Sabrina & Ashia: The first year we really just created programming that we wanted to experience as women in technology ourselves. But after the festival last year we did ask for feedback from attendees and women in tech who were interested in attending and incorporated their opinions in the programming this year. We want to make sure our attendees are experiencing programming they find valuable. Some of the topics we’re covering this year were extremely popular last year so we brought them back.
Her Agenda: What’s one myth about women working in technology that you’d like to debunk?
Sabrina & Ashia: We want to debunk the myth that there are no women working in technology and that women aren’t interested in pursuing careers in the tech and content creation spaces.
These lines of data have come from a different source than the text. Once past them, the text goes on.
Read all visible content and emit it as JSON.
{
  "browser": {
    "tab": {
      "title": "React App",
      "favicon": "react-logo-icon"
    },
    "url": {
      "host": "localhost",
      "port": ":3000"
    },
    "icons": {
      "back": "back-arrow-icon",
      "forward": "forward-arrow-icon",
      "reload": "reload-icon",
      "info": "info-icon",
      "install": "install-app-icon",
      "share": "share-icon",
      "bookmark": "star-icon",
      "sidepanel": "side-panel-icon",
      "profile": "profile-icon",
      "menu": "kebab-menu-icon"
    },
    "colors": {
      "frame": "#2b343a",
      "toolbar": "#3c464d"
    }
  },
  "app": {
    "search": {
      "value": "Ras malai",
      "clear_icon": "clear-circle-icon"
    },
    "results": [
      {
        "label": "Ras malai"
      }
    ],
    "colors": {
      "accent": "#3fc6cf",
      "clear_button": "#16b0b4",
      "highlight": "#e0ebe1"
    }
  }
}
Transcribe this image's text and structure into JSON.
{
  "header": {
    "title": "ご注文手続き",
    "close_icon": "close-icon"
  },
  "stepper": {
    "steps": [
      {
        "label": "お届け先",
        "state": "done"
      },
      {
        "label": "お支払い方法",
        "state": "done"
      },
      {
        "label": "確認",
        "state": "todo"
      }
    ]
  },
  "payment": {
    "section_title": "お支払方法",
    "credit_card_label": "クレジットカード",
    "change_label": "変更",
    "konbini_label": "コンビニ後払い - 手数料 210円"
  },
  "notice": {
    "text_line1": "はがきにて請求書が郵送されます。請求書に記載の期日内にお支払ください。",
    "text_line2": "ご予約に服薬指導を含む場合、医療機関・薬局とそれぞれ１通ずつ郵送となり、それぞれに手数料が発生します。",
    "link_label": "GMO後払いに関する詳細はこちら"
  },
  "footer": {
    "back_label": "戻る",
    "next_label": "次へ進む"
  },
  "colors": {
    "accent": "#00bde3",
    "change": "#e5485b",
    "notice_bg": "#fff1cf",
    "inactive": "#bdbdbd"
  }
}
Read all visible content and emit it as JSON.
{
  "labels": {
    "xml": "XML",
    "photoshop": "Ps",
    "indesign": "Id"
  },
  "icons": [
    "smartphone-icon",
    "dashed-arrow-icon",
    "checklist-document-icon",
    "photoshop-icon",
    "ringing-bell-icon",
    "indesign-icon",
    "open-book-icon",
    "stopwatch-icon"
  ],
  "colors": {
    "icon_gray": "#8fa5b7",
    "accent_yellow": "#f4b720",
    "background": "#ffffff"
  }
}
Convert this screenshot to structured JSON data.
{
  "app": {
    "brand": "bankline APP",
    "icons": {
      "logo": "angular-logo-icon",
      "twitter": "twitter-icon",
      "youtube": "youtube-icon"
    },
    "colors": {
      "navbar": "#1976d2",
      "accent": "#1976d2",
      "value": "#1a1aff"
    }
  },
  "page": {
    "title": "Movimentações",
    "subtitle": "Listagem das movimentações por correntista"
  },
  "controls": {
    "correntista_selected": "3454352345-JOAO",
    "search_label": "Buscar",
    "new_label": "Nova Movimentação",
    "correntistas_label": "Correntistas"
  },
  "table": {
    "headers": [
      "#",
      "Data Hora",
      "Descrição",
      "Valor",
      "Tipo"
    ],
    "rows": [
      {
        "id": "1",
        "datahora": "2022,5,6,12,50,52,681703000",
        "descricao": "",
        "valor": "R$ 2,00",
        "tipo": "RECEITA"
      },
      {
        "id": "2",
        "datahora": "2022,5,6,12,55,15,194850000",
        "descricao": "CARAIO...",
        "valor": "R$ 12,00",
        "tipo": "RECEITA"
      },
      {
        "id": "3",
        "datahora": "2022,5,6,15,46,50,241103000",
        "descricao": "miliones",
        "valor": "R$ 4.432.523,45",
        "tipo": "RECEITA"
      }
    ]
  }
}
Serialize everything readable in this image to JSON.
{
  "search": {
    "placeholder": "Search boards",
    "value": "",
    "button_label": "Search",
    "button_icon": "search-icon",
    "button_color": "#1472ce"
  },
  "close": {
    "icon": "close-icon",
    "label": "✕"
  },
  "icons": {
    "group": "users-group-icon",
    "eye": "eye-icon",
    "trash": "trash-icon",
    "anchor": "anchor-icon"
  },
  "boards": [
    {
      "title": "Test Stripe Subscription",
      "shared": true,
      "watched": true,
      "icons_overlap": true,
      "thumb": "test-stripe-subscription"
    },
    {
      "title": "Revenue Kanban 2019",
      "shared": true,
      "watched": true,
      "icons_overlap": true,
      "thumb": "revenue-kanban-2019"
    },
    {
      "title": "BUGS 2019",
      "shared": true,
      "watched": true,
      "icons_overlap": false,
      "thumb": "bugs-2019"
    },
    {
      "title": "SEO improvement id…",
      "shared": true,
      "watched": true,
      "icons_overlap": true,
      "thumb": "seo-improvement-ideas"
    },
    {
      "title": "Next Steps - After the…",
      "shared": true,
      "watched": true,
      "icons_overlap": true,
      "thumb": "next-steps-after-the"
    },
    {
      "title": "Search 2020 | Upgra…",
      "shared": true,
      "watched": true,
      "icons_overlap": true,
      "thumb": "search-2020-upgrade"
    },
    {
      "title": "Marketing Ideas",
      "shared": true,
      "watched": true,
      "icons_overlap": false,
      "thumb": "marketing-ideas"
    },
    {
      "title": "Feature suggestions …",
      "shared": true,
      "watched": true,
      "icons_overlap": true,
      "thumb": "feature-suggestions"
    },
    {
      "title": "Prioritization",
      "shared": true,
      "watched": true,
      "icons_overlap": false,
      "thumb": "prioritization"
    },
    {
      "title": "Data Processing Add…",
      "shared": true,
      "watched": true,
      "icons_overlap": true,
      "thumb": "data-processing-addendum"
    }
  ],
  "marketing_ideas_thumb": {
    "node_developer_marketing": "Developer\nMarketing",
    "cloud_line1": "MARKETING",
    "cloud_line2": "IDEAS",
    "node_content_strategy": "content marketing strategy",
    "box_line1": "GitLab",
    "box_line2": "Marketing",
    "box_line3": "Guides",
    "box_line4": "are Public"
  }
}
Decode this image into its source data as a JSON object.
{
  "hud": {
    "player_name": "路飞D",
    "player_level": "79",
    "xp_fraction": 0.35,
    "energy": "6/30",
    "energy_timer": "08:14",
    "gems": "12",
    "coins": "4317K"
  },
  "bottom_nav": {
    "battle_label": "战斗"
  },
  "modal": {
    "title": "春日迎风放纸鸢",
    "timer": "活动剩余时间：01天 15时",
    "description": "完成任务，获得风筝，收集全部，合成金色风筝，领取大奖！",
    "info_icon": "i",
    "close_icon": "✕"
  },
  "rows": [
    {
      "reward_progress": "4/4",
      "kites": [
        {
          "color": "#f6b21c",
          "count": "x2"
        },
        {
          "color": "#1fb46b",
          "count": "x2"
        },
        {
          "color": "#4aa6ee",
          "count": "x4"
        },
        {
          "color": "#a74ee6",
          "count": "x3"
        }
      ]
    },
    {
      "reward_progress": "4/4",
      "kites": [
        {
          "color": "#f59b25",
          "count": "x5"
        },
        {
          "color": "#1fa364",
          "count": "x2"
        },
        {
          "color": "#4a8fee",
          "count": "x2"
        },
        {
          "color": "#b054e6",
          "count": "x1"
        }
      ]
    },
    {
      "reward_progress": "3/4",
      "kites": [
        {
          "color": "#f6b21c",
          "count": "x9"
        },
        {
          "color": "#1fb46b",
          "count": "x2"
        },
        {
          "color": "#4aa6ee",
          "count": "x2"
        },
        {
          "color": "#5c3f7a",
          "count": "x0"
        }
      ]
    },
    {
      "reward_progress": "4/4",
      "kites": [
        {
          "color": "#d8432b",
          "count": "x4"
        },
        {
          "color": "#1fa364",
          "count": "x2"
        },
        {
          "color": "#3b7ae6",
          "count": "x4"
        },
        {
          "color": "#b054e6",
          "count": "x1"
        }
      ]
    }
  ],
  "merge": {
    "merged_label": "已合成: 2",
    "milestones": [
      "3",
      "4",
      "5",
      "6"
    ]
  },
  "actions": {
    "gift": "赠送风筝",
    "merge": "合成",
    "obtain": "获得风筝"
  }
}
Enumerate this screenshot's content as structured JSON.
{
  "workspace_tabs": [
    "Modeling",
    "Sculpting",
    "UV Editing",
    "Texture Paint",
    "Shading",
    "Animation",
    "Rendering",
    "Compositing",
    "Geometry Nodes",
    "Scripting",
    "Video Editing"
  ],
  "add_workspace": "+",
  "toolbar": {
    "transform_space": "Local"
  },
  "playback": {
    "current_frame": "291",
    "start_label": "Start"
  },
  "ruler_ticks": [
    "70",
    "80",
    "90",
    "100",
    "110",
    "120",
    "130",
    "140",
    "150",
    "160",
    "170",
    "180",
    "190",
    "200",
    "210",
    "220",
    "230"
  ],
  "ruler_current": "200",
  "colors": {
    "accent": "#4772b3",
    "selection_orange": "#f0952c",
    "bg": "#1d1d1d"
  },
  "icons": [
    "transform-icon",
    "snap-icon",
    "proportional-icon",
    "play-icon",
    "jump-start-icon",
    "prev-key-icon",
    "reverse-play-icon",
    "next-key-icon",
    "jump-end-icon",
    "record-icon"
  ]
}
Her Agenda: What is some advice you’d like to leave with our readers? And how can we support your imitative?
Sabrina & Ashia: Women Interactive is designed to introduce more women to technology and content creation because it’s important for them to have a voice in those areas. It’s actually important that women use their voice in general. We want to encourage your readers to use their voice and not be afraid to speak up and speak out.
You can support our initiative by encouraging your readers to attend the festival. You can also become involved with our social media community by following us on twitter @womeninteractiv and facebook www.facebook.com/womeninteractive
We also think it’s important to point out that tickets to Women Interactive are $25 for students and $50 for nonstudents. We have made a conscious decision to keep the ticket prices as low as possible for as long as possible. One of the issues in technology is that the cost to attend festivals and events with the type of information we’re providing is often somewhat high as it relates to many people’s budgets. We want to make our festival accessible to everyone interested in being involved.